Woman With Serpent Around Her Shoulder

Modified Gypsum
12” H x 7” W x 5” D

About the Piece

In 2000, when I performed in The Vagina Monologues (1998), I had an idea for this piece after I finished the show. I envisioned a women being born, almost flying out of a yoni. In rehearsing the monologue, I was at first very nervous about my acting abilities. However, in meeting the emotional challenge of the performances, I felt freed of my fears and emerged with renewed strength. 

Woman with Serpent Around Her Shoulder is also based on a sculpture I saw in the book Devi The Great Goddess (Shaner and Eickel, 1999, page 285). The figure is called Nagini from India, state of Bihar ca. 100, grey terra-cotta 30 x 13.5 x 12.5. (Collection of Anupam and Rajika Puri.) The book states this Nagini
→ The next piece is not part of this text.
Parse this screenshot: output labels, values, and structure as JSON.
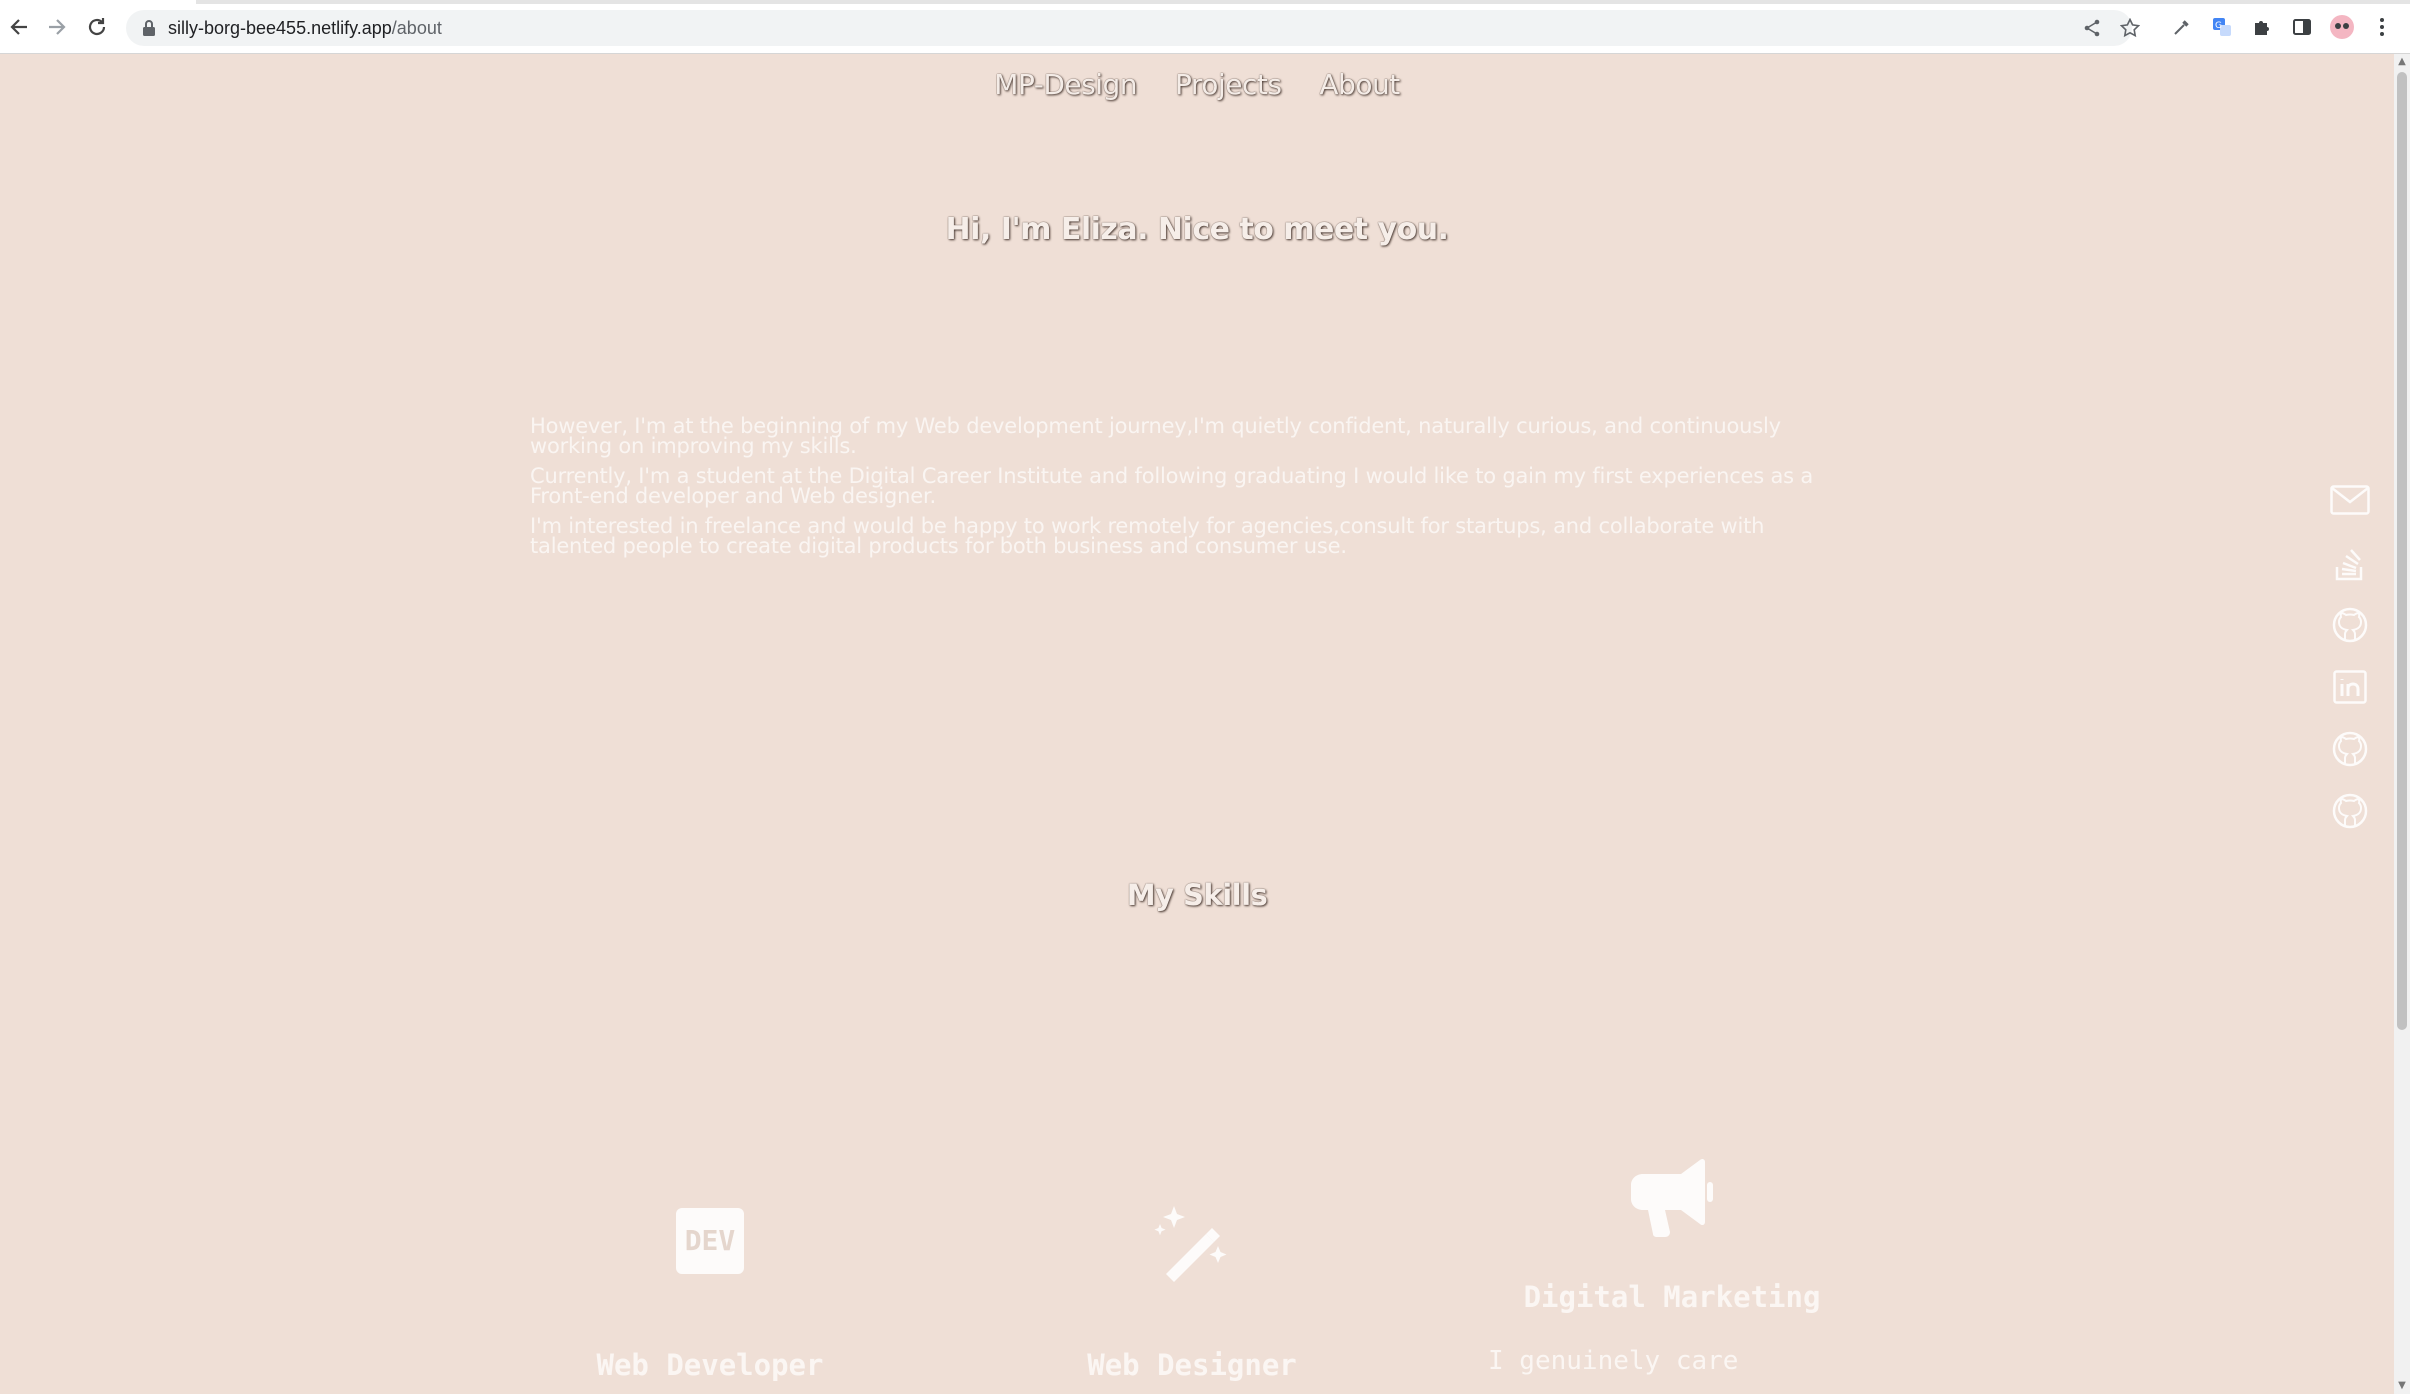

"...depicts a female figure of semidivine, if not entirely divine status while her girdle consists of a string of large medallions...The 2 serpents that casually wind themselves around the body of this superb, although partly damaged, terracotta figure suggest her affiliation with images of the Nagas and Naginis, semidivine serpent beings generally carved as human figures against a coiled serpent backdrop and seen abundantly from the 1st century onward….snakes with their ability to cast off their dead skin and emerge smooth and fresh, are used as analogies in the Hindu religion for the way a soul casts off its dead body after each life only to reemerge anew. In India, serpents are considered auspicious beings...While the exact identity of this serpent-related deity may be difficult to establish, she may be described as an early prototype of a snake goddess. It is noteworthy in this connection that the serpent goddess Manasa (cat. No. 63, page 307) was especially popular in the adjoining cultural region of Bengal in Eastern India." 

Once again, as with many of my other pieces, the frame of the piece is in the shape of the mandorla/yoni. With this piece I am reinstating wisdom and consciousness to the realm of woman. I put the medallions on her to reference the Nafini piece mentioned above, to honor it, to be a part of carrying on the tradition in my own lifetime, to feel connected to my woman heritage.

Ensler (1998) The Vagina Monologues. New York : Villard Books.

For questions or comments about Cydra's art, please email: womansculpture@icloud.com